Apparently they found the scripts for four long-lost episodes of Hancock's Half-Hour. This show recreates two of them on stage, as if it were the original live recording. We get there just in time (see above) to see The Winter Holiday and New Year Resolutions.
Dire warning team...
Kevin McNally is a spot-on Hancock, as is Robin Sebastian as Kenneth Williams (appropriately milking his part for the audience), Susy Kane as Andree Melly (perfectly capturing that bizarre cut-glass heroine voice you only hear from Hancock's Andree or Paul Temple's Steve), and Alex Lowe does a cracking Bill Kerr. Simon Greenall (him off of I'm Alan Partridge) isn't a very good Sid James though - when everyone else in the cast is spot-on vocally, he is merely passable. Even Herself does a better Sid-laugh than him.
FAIL FAIL FAIL FAIL
Tch. Ah well. Might as well finish now.
Clearly inspired by the excellent Fitzrovia Radio Hour, capturing the golden era of British radio drama, this is an entertaining pastiche of a 1940s serial, with a small cast (the Misfits of London) appropriately clad in formal wear covering all the roles.
Luke Lamont as Hugbacon - the chap on the foley (sound effects) desk - does a cracking job throughout, and I rather liked Helen Foster as go-getting housemaid Doris Golightly, capturing that peculiar 'classically trained actress tries to do working class' accent that you used to hear on 1940s and 1950s drama. Find that black and white Catherine Tate spoof on Life On Mars to see what I mean.
A jolly good show.
Oh, I should also mention that it's held in an actual working church! St Mark's is a Unitarian church staffed by very nice people who have been at the forefront of LGBT rights, same-sex marriage and so forth for years. Well done them.
Tea and Cakes
Honourable mention here to Madamoiselle Macaron on Grindlay Street, where we killed a pleasant 20 minutes before the Gin Chronicles. Herself and I reclined on chaises longues, sipping hot beverages and nibbling tiny wee meringuey things called macarons. I tried to read a bit of the first Harry Potter book which had been translated into French. I think Ron's pet rat Scabber's name in French is Croutard, which I guess translates as Crusty.
Time to catch some folk music in the Wee Room (and it is very wee) downstairs at the Royal Oak. As ever, it is pot luck who you see on any given night, as we book long before the performers are announced. Tonight it is husband and wife Carol and Alan Prior, she with guitar, he with a nice kinda-Josef Locke voice.
It's very nice as far as it goes, but this particular sort of folk is not entirely my cuppa, being a bit slow and wistful, not having any jolly twiddly dee dee fiddle and being largely sung in near-impenetrable Rabbie Burns Scots - a pidgin tongue I swear was invented and maintained purely to baffle the English.

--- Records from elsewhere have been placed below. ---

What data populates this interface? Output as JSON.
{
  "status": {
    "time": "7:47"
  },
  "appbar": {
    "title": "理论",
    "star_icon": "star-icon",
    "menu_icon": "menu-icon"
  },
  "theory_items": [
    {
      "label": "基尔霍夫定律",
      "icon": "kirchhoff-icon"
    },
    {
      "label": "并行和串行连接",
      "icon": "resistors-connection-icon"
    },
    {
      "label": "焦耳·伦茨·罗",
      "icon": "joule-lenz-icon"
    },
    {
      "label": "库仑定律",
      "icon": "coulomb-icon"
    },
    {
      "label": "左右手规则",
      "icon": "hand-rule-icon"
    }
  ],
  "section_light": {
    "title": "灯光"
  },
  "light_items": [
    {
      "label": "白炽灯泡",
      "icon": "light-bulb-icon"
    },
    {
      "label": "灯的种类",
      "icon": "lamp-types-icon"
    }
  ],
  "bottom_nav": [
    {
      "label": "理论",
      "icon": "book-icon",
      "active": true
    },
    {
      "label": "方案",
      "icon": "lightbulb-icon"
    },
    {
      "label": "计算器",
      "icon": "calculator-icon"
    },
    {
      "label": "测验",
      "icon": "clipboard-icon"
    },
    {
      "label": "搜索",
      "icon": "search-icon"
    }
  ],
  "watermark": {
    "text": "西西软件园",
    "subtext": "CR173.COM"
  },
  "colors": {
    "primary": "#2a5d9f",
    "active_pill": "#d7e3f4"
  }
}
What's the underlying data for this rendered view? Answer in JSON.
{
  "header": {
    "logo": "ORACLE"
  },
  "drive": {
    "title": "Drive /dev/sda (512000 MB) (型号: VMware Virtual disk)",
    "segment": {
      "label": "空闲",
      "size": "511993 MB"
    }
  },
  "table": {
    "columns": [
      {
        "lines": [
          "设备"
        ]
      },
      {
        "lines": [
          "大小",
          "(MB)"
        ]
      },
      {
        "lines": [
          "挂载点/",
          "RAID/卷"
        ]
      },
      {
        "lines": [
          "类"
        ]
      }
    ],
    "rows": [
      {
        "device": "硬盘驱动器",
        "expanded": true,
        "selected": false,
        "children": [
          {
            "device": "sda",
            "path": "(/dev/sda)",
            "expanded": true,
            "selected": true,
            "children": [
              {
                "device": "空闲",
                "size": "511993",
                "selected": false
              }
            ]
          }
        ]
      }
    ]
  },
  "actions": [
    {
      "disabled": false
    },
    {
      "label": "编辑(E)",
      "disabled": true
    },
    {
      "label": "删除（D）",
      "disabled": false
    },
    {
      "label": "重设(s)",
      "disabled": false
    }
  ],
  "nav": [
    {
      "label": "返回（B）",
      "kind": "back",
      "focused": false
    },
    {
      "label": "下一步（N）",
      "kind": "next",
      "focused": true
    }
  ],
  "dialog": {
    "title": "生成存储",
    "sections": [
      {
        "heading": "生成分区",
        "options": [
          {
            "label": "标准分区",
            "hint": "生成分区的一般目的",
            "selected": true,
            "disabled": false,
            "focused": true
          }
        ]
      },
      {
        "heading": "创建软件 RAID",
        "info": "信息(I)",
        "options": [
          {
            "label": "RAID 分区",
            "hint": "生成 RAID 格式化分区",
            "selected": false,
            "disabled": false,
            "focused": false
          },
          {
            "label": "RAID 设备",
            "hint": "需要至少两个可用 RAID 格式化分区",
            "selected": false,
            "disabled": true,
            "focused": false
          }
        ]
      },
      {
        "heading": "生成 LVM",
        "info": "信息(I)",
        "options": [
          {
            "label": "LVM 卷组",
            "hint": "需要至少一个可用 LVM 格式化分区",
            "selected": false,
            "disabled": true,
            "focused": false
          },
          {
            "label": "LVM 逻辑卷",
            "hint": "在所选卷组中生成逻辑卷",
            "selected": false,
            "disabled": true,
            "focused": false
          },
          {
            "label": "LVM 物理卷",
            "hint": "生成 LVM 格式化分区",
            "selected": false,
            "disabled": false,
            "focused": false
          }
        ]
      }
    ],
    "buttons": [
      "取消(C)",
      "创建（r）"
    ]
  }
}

An honourable mention to the lady who came on first to do a couple of songs. One of her own, about the local No. 37 bus, was very good, and funny. The locals seemed to know it and were all singing along.
We nip out at half time for our next show...
Finally get to see this after a couple of years trying to find the time.
Hosted by John-Luke Roberts and Thom Tuck, there's something of the Vic & Bob's Big Night Out about it, with the permitted heckles ('I drew you a cat!' 'A noble failure!') and the air of manic glee with which the hosts cavort around, especially Tuck with his table tennis paddles of grammar (don't ask), looking like David Mitchell playing the Penguin.
Lots of good bonkers acts on show here, including the Hoover Woman (Mary Godden) and weird guru Dan Lees, but for my money, the prize has to go to the young man who did a straight 15-minute monologue before the show properly started, rambling on about growing up in his village, with its kite festival and haystacks. His name is apparently Jos Norris, but that could just be the character. I'll try to find him and post a link here.
It's Joz Norris. Thanks to Matt Langley for that.
Oh, and a surprise final-minute rant from supposedly retired-from-comedy Robin Ince at the end. Always a pleasure to see him hunched over and shouting.